9 total posts
This is a perfect example
of why you should believe very little of what you read without checking it out yourself.
Unfortunately, checking it out yourself can be time consuming and sometimes difficult. I just take it for granted that I'm wrong about something. I may not know what it is, but I know it (the error) exists. Most likely I'm wrong about a lot of things.
then that's why we assign a $$$ *value* for vetted info...
then that's why we assign a $$$ *value* for *vetted* info...right? Extreme example - I *could* get financial, sports, or international news from the "village drunkard", but I typically choose other sources instead for their high consistency of accuracy and timeliness...
I really do like the Wikipedia idea, but I find it a bit sad but not too surprising how unprofessional the entries are. I use it as a starting point and check out the references for the *real* info, ya know?
I'd really like to know what the Wikipedia debate is like in information sciences circles.
If I really needed to have higher assurance on stuff and soon, then I'd pay for a service. I think Britannica and some others are offering credit and/or compensation for entries after you submit them and your background in the subject matter is verified.
Here's some alternatives to Wikipedia:
I also like the way some storied professional orgs display some info, then request payment for the remainder. I think it's one of the best way I've heard of as of yet to deal with this. I think Financial Times and Wall Street Journal have this system...
I tend to trust wikipedia more than most sites...
After all, the more editors a site has, the better the information will be right? Wisdom of crowds is not something to underestimate and will always be greater than the wisdom of an individual.
Obviously wikipedia can not allow global warming deniers to take over their articles on global warming.

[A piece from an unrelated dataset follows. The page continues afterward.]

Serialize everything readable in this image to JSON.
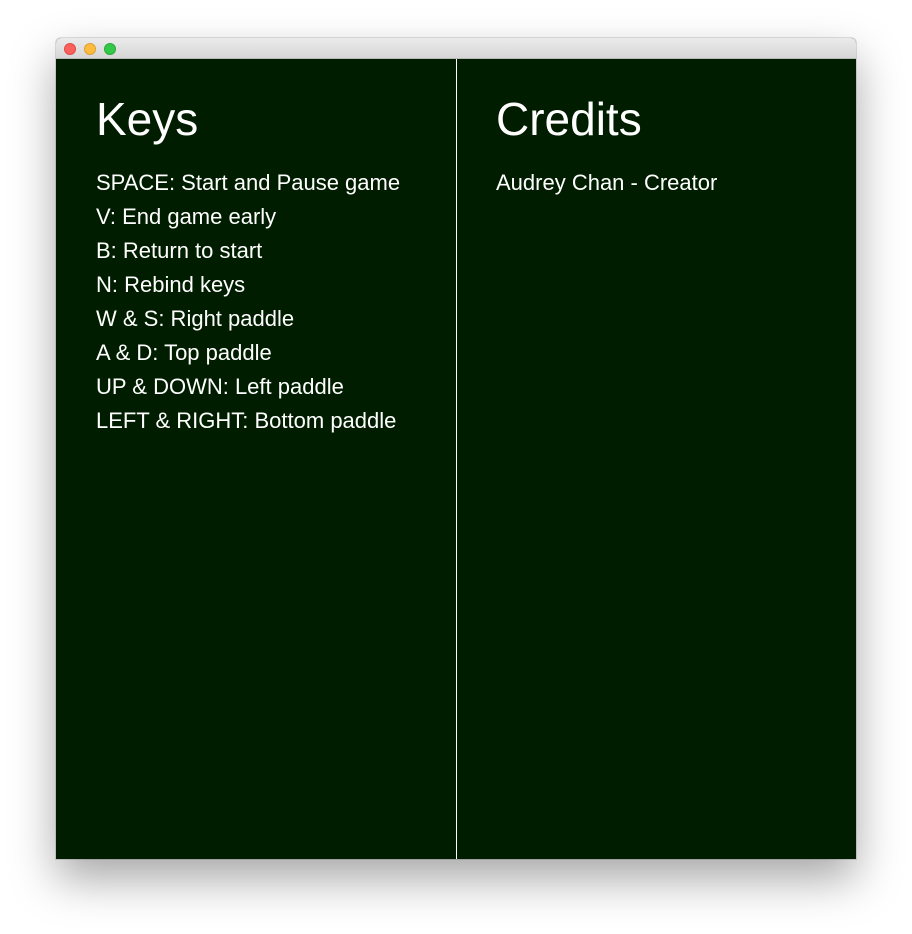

see, that's where I'm torn at this - wisdom of the crowds...
I really like the wisdom of the crowds concept and it's very real effects. And I'm not certain Wikipedia is exactly "broken", but that depends on how you define "broken". However...well, I guess I don't think the wisdom of the crowds alone is best for a single definition/explanation of something...
I think I'd enjoy going through several entries of definitions/explanations and then create/enrich/refine my own understanding from that input. However, that last step might just be the crux the matter - the reader expends time/effort to produce their own understanding. Now if you wanted convenience, you'd probably like someone who has a similar manner of producing an understanding to yours to write the definition/explanation. And so...we pay $$$ to people we "elected" via "wallet-voting" to take on that task which makes it easier on us to performs that last step - easier, but not effortless...
wow...now I'm almost getting in cognitive effects in information science and economics...
I think wisdom of the crowds is good for many things...but not everything. I've heard a few interviews and read a few articles on "wisdom of the crowds" - do you know in which situations its better or worse than other "determination systems"?
Wikipedia aims to be an encyclopaedia
Isn't the whole point of an encyclopaedia, to be a resource of information for when you can't expend the time to do your own research?
That means they need to keep marginal views from overtaking their articles.
If you want debate, you're better off trying something other than an encyclopaedia. That's not what they're for.
Wisdom of the crowd I think is perfectly fitting for an encyclopaedia. After all, an encyclopaedia is little more than an compilation of the consensus's humanity has on... everything.
Isn't the problem that some members of the crowd
are more heavily weighted than others? In other words when put into action, the "wisdom of the crowd" is often just elitism wearing the mask of populism.
That said I'm not sure Wikipedia represents a "crisis" for our time. I would like to believe that any sane person growing up with the web at their fingertips will understand the need to verify information. There are always people who believe anything they read (especially if it affirms their preconceptions) and there are numerous web site, talk radio, newspapers, and cable news channels willing to take advantage of this fact. But sensationalistic propaganda masquerading as journalism is nothing new to our time. Some people will dig further, some people just want to be reassured that they are right.
I always look at Wikipedia as a jumping off point, not an end in and of itself. The irony of this story is that even though I agree that Wikipedia is far from "the people's encyclopedia" I am more suspicious of the NRO's motives than I am of Wikipedia itself.
Wikipedia is fine for limited use stuff and things that there really is NO debate about - for instance what is a nucleus or information on rock bands or definitions of computer terms - things like that. These pieces of information are also readily available and easily double checked across the internet at a variety of other site - Wikipedia just puts them in one place for free.
If you rely on Wikipedia for information about say, the Palestinian/Israeli conflict or the War in Iraq or the War on Drugs, or Christianity or Global Warming - then you are just asking for incorrect information (IMO). There isn't any opinion or agenda behind the definition of quartz like there is for the claim of a Palestinian state.
So my suggestion is always take Wikipedia with a grain of salt, always try to find at least ONE other source that backs up the info and stick to mundane easy to check stuff - not politically, racially, philosophically, or religiously charged topics.
You should always be critical of what you read regardless of who wrote it.
But my point is, I'd rather trust an encyclopaedia that has the world's largest group of editors and fact checkers than something written by a single expert, who are not necessarily immune to having an agenda either.